**Your task**. In the data, extract each line that holds the string "input".

** Opening The data block **

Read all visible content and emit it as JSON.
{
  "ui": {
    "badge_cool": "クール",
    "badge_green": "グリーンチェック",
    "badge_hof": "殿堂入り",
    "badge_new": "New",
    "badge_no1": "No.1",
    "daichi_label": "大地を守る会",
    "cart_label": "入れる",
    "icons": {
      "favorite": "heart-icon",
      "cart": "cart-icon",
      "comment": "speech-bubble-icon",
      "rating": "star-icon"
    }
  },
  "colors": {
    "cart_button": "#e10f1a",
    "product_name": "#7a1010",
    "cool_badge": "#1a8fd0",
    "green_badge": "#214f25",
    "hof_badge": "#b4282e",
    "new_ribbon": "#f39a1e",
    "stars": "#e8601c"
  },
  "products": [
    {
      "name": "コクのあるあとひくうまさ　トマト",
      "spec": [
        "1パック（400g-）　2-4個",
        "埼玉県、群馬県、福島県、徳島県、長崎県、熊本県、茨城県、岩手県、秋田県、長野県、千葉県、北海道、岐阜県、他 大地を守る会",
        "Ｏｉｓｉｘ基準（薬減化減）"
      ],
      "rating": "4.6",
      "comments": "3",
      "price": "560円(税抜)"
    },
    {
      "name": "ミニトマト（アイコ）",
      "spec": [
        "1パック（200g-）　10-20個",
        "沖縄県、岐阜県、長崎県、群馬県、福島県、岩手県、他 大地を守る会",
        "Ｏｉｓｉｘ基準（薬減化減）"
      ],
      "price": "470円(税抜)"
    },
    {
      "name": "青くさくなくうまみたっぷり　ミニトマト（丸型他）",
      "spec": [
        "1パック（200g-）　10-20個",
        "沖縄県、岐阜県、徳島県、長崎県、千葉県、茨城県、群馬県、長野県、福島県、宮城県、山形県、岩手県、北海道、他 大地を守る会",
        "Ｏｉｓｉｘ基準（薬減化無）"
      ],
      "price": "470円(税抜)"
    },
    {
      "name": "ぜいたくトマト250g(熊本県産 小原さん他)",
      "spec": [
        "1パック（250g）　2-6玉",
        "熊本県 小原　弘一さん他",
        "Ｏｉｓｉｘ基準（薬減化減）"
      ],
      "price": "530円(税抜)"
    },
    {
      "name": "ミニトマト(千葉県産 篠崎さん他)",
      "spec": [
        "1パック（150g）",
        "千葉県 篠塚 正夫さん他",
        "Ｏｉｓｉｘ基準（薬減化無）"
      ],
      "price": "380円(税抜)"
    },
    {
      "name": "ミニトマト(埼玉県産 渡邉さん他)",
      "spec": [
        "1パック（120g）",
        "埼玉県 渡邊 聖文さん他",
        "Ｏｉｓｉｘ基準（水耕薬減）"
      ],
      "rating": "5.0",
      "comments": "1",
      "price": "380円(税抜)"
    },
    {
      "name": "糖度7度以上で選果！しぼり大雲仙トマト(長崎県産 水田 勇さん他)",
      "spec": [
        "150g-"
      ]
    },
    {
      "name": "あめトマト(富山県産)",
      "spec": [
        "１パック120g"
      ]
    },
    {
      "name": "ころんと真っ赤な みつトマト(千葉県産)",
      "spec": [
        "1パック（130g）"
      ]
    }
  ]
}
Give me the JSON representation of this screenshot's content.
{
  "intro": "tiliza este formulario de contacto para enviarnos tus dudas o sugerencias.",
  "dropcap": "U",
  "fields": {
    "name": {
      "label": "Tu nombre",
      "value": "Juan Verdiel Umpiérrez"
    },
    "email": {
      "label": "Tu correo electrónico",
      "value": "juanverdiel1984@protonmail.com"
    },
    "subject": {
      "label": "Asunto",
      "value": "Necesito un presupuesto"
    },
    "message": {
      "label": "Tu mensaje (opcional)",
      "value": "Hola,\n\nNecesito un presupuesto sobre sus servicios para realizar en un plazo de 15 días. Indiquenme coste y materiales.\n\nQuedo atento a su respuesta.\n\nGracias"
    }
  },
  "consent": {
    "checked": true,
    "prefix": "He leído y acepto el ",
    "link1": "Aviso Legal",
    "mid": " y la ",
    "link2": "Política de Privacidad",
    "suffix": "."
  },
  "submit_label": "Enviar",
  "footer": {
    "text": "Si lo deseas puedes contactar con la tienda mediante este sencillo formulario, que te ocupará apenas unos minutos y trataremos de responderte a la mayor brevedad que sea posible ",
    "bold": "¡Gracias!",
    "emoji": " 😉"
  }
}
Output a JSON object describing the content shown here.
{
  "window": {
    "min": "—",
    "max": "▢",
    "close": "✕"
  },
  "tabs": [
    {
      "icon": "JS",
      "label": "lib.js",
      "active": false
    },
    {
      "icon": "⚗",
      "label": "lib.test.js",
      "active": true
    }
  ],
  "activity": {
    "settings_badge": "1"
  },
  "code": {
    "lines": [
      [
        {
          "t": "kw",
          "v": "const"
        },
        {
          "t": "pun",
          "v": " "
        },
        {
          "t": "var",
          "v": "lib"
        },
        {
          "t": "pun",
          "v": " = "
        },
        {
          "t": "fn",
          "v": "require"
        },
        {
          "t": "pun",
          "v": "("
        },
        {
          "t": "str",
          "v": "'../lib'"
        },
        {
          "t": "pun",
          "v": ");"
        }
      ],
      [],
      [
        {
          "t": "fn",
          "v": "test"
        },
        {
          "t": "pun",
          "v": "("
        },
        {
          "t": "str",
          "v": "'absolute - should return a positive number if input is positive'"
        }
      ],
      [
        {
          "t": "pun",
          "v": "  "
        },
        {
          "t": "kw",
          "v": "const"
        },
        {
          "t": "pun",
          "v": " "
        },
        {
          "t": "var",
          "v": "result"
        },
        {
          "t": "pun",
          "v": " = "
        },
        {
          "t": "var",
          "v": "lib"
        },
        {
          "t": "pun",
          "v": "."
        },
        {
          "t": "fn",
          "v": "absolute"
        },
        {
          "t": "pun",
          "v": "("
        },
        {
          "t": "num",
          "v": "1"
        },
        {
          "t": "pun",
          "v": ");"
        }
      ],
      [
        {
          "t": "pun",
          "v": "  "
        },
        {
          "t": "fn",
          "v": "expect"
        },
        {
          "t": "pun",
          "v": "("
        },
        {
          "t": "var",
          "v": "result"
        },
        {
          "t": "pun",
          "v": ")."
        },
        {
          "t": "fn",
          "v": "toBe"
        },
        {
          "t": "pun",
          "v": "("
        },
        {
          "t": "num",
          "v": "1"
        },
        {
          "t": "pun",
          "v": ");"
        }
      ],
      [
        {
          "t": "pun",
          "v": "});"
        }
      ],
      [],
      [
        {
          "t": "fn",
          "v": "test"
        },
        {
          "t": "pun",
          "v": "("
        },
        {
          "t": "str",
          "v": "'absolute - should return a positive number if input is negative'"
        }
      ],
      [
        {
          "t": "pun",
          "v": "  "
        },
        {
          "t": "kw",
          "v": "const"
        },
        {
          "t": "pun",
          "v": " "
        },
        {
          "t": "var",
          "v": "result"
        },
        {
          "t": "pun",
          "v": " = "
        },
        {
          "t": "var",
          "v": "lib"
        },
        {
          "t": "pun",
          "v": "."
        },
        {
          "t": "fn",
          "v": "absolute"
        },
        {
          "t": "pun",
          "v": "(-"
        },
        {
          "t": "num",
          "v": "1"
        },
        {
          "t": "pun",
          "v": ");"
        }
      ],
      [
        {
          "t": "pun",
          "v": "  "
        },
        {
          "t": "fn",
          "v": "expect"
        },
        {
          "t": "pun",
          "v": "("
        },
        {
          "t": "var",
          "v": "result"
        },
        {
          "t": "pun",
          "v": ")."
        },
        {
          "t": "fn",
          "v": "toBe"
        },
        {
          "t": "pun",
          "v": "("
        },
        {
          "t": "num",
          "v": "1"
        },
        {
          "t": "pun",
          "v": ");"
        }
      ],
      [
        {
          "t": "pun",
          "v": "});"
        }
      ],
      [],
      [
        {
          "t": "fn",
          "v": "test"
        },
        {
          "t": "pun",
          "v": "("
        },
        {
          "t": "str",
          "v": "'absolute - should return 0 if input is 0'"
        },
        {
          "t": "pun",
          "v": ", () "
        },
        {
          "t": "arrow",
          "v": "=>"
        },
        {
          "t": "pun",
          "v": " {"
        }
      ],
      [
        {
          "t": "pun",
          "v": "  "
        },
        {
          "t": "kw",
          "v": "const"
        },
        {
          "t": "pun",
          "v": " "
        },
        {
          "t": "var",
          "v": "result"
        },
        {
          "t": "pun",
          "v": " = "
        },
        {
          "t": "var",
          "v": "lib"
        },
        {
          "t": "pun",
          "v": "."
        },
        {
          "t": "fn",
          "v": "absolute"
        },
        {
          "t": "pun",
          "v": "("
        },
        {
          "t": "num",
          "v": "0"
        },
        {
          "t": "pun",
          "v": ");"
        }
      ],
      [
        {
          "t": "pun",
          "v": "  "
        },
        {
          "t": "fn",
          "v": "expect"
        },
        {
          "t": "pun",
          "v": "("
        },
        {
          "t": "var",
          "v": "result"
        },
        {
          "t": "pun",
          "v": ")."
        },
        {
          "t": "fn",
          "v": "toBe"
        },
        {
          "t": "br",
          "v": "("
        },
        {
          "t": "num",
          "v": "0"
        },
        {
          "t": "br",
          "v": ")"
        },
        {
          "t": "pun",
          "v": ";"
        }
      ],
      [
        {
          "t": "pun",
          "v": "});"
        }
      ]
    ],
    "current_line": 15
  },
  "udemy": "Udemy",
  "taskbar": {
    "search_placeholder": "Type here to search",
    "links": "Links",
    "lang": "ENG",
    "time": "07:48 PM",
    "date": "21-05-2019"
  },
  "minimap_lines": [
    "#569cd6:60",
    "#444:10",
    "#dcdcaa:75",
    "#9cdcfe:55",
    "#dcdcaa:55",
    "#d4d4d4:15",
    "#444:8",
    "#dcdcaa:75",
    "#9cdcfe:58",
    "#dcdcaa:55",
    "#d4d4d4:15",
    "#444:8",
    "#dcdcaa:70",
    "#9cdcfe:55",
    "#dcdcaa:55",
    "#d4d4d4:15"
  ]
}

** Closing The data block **

**Task response**.
          "v": "'absolute - should return a positive number if input is positive'"
          "v": "'absolute - should return a positive number if input is negative'"
          "v": "'absolute - should return 0 if input is 0'"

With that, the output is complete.